Required action: Sift the material for lines containing "component", and return them.

Data under study:
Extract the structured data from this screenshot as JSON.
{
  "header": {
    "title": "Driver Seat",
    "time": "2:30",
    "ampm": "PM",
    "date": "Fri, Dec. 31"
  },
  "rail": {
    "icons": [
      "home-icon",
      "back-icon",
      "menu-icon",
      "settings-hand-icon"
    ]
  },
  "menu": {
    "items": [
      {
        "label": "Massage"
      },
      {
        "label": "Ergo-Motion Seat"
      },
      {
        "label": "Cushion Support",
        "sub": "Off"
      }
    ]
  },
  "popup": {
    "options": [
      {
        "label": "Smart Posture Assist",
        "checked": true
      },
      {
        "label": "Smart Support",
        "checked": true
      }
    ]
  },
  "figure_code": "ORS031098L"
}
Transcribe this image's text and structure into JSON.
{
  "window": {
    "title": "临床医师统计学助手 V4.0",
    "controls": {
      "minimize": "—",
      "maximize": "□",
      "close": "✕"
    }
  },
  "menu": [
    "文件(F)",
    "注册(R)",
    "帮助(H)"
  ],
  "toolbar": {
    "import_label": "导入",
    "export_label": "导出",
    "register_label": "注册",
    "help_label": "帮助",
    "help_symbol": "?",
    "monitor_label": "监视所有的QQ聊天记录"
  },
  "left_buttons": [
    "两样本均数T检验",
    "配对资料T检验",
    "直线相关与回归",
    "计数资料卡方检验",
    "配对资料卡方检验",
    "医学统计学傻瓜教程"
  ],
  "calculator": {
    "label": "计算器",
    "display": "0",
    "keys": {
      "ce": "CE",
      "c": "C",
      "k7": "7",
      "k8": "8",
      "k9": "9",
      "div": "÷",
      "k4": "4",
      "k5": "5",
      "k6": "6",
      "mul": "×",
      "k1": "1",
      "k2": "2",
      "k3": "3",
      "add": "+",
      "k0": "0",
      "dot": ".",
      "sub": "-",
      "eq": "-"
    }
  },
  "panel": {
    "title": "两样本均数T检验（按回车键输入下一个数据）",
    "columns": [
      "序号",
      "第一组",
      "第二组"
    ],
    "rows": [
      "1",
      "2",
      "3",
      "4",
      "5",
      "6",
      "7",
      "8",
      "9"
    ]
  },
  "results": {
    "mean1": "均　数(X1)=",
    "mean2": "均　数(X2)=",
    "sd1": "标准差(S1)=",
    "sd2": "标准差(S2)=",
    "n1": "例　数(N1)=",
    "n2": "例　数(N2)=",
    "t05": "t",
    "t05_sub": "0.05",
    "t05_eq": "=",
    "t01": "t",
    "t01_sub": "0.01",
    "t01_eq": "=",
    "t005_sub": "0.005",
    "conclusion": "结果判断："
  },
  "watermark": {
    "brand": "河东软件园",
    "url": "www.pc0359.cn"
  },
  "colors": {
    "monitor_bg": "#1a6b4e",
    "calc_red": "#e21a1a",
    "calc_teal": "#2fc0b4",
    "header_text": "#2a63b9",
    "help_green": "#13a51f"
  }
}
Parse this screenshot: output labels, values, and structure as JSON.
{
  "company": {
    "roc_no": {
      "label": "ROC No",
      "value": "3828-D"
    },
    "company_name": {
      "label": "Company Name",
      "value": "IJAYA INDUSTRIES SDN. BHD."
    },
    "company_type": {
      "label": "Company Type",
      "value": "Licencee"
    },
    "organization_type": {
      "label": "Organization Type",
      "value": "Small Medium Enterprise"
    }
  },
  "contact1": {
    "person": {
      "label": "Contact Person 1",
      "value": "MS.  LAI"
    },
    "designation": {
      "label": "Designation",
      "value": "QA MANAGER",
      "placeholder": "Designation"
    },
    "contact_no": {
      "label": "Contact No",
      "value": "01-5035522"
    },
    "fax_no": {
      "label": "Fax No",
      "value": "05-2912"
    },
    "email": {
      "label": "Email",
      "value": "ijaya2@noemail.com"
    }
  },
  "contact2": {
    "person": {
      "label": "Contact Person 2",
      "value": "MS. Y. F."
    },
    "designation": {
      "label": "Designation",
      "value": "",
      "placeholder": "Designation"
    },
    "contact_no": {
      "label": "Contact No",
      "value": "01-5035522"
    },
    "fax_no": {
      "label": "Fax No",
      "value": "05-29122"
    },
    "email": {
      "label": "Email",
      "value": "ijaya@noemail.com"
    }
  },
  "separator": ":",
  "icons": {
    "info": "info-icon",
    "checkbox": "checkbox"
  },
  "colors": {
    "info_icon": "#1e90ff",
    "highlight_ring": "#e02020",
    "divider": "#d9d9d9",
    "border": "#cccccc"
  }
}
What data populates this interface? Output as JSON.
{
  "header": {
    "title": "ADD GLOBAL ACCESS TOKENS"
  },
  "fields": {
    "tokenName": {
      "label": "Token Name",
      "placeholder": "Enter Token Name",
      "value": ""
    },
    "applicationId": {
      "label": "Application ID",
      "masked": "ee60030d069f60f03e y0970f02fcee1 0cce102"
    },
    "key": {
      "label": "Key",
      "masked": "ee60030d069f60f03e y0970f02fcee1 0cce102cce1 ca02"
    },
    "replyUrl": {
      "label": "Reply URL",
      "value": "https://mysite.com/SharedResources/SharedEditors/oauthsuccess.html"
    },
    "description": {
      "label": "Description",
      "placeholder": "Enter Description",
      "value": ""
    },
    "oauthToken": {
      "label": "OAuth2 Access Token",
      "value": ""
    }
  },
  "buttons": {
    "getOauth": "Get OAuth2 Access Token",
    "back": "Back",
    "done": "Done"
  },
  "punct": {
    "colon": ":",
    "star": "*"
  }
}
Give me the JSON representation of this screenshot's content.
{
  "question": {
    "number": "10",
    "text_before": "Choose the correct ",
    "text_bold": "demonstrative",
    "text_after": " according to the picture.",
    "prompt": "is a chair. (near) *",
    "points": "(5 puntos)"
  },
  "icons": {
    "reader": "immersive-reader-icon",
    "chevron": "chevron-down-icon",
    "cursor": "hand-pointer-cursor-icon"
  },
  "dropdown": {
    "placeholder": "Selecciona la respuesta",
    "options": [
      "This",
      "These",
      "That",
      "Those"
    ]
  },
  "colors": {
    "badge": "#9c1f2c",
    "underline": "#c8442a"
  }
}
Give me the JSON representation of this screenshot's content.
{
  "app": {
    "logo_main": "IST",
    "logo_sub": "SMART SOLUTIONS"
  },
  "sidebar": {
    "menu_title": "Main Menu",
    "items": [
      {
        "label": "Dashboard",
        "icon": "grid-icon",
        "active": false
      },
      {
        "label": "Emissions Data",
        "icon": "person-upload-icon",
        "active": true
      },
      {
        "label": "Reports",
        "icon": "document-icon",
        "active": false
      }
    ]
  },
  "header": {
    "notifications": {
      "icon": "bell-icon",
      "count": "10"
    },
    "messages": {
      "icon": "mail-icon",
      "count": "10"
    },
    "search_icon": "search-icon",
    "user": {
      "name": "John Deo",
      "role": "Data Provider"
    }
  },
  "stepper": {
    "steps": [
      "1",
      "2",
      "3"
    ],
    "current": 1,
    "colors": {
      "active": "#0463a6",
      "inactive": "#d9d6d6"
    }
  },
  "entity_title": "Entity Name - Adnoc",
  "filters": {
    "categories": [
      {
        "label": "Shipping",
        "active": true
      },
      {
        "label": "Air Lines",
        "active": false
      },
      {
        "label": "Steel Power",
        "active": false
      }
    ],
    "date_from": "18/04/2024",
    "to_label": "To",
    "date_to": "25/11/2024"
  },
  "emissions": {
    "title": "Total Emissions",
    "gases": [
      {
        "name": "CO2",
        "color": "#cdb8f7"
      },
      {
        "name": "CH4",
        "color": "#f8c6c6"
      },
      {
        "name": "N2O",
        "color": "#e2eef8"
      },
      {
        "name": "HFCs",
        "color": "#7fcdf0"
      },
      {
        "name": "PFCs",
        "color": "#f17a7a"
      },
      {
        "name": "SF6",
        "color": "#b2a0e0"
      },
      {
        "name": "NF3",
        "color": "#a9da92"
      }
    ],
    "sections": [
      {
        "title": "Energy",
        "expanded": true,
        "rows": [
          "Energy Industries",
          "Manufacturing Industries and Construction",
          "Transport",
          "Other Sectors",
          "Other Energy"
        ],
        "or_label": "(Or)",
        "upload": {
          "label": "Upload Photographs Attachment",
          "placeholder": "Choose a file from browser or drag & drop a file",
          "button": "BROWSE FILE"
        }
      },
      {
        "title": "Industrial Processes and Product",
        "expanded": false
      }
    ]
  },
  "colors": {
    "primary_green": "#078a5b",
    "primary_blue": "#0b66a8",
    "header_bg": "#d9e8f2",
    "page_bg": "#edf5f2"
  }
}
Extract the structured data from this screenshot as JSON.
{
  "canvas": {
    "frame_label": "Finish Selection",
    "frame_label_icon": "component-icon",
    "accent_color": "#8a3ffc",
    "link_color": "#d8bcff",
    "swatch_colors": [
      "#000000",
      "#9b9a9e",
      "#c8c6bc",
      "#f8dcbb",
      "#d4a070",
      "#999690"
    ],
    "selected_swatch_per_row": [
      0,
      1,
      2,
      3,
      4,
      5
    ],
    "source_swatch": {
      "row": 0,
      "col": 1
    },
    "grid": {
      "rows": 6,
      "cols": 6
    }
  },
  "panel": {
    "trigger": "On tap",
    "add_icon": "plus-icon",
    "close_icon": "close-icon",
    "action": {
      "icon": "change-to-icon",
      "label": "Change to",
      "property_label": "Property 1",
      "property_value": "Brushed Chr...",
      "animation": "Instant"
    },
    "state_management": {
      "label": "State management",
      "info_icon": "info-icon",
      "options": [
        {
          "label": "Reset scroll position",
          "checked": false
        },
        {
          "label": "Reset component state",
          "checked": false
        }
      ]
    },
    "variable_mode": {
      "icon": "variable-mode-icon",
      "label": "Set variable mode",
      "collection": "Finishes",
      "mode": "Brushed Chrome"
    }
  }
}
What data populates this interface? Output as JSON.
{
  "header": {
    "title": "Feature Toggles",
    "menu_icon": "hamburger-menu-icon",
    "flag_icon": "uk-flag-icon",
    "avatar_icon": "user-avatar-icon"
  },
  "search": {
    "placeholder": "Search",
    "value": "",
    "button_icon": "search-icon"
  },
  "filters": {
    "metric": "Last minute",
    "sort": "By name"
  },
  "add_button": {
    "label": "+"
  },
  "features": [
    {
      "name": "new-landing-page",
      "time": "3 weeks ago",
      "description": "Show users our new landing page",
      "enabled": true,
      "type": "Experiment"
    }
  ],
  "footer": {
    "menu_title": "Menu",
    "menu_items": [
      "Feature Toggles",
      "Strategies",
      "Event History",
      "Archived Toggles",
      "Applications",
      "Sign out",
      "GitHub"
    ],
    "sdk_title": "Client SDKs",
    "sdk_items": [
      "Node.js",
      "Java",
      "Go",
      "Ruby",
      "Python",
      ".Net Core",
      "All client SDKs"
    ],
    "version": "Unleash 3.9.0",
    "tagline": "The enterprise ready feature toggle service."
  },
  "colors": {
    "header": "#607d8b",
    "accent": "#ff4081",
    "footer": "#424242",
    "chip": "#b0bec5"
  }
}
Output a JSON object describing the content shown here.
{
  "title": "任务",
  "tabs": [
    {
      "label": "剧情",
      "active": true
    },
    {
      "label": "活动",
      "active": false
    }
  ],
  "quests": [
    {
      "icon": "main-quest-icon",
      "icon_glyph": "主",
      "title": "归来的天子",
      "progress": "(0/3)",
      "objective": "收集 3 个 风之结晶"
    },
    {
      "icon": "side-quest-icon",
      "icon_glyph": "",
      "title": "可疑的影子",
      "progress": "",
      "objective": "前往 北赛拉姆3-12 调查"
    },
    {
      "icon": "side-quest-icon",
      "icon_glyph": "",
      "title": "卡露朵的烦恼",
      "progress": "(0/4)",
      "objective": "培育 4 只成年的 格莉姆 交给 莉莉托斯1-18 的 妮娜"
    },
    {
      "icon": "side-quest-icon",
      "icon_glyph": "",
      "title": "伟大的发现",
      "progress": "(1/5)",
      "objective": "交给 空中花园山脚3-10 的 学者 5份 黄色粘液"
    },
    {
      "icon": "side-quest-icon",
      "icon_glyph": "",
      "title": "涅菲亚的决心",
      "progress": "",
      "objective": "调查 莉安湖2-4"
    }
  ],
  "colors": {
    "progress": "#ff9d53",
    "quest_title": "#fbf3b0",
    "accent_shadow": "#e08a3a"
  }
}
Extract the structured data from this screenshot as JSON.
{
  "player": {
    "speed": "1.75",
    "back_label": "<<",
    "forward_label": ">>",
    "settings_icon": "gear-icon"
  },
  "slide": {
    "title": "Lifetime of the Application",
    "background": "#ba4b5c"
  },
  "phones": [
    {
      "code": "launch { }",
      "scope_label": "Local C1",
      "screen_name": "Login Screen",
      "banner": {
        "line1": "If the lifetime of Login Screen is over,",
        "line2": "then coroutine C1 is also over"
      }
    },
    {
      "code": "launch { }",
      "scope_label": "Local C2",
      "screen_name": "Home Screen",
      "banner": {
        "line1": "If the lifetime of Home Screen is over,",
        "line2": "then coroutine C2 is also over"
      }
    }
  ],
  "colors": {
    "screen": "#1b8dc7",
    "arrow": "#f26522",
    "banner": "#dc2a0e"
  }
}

Response:
    "frame_label_icon": "component-icon",
          "label": "Reset component state",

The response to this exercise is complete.